By: Justin Davidson, ESQ
., Government Affairs Director & General CounselCatherine Taylor, ESQ
., Associate CounselJonathan Schreiber, ESQ
., Staff Attorney
Q. What, if anything, do I have to disclose to prospective buyers about conditions that are outside the four corners of the property?
A. There is no bright-line rule that limits an agent’s disclosure obligations under Chapter 93A to the geographic boundaries of the property. We received guidance on this issue from the Supreme Judicial Court in the case of Urman v. South Boston Savings Bank. Chapter 93A does not impose a duty to disclose unless there is actual knowledge of the defect. However, the court did not limit the duty to disclose to conditions within the property lines. Instead, the court found that in appropriate circumstances, off-site physical conditions known to an agent may require disclosure to prospective buyers if:

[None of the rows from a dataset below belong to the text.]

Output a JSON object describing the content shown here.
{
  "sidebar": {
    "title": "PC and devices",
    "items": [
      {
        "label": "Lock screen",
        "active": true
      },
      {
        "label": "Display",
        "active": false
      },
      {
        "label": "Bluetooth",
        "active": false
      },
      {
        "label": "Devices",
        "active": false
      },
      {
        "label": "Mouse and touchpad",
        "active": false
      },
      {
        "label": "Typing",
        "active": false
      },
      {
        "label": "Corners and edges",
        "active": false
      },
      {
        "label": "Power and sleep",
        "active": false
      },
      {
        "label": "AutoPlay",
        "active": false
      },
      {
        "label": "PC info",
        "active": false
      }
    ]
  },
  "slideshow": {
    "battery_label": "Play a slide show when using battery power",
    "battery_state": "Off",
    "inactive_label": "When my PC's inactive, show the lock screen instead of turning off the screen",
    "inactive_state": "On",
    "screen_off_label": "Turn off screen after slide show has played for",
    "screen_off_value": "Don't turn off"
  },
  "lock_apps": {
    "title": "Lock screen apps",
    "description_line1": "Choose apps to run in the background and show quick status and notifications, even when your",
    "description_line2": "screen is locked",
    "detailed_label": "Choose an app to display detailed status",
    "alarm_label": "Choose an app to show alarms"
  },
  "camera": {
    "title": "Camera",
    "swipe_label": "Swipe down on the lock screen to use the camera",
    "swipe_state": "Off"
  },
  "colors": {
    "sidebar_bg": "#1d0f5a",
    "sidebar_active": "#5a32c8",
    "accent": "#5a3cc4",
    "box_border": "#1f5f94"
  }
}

The condition is unknown and not readily observable by the buyer; and
The existence of the condition(s) is of sufficient materiality to affect the habitability, use, or enjoyment of the property; and
The condition makes the property substantially less desirable or valuable to the objectively reasonable buyer.
The duty to disclose off-site conditions is typically limited to conditions which are “rooted in the land,” such as groundwater contamination, rather than so-called “transient social conditions.” Transient social conditions may include things like the quality of schools and noisy neighbors.
Agents should discuss the duty to disclose with their sellers and explain the potential liability for failing to disclose certain facts. All disclosures should be made in writing so that there is documentation of when and to whom disclosure was made.
Q. Is it legal to include a date certain in a listing when all offers will be presented to the seller?
A. Yes, an agent may hold off presenting offers to a seller so long as the delay is the result of a lawful instruction from the seller. 254 CMR 3.11(d) states “All offers submitted to brokers or salespeople to purchase or rent real property that they have a right to sell or rent shall be conveyed forthwith to the owner of such real property.” Further, the Realtor® Code of Ethics, Standard of Practice 1-6, requires that all offers and counteroffers be presented as quickly as possible.
The law allows the seller to set the parameters, which includes specifying a date certain for all offers to be presented. However, it is important to remember that this decision must be the seller’s. An agent may not unilaterally make a determination to hold all offers until a date certain or place any other limitations on the presentation of offers. It is recommended that any seller instructions be reduced to writing to mitigate potential liability.
If there is a concern that a listing agent failed to present an offer to their seller, a buyer’s agent has the authority, under Standard of Practice 1-7, to request in writing that the listing broker provide written confirmation that the offer was submitted, or that the seller has waived the obligation. This does not place a requirement on the seller to formally sign the “rejection” portion of an offer but places the onus instead on the listing agent to confirm that they have complied with the law.
The information and services provided through the Massachusetts Association of Realtors® is intended for informational purposes and does not constitute legal advice, nor does it establish an attorney-client relationship. The Massachusetts Association of Realtors®, by providing this service, assumes no actual or implied responsibility for any improper use of responses to questions through this service. The Massachusetts Association of Realtors® will not be legally responsible for any potential misrepresentations or errors made by providing this service. For more information regarding these topics authorized callers should contact the MAR legal hotline at 800-370-5342 or e-mail at email@example.com.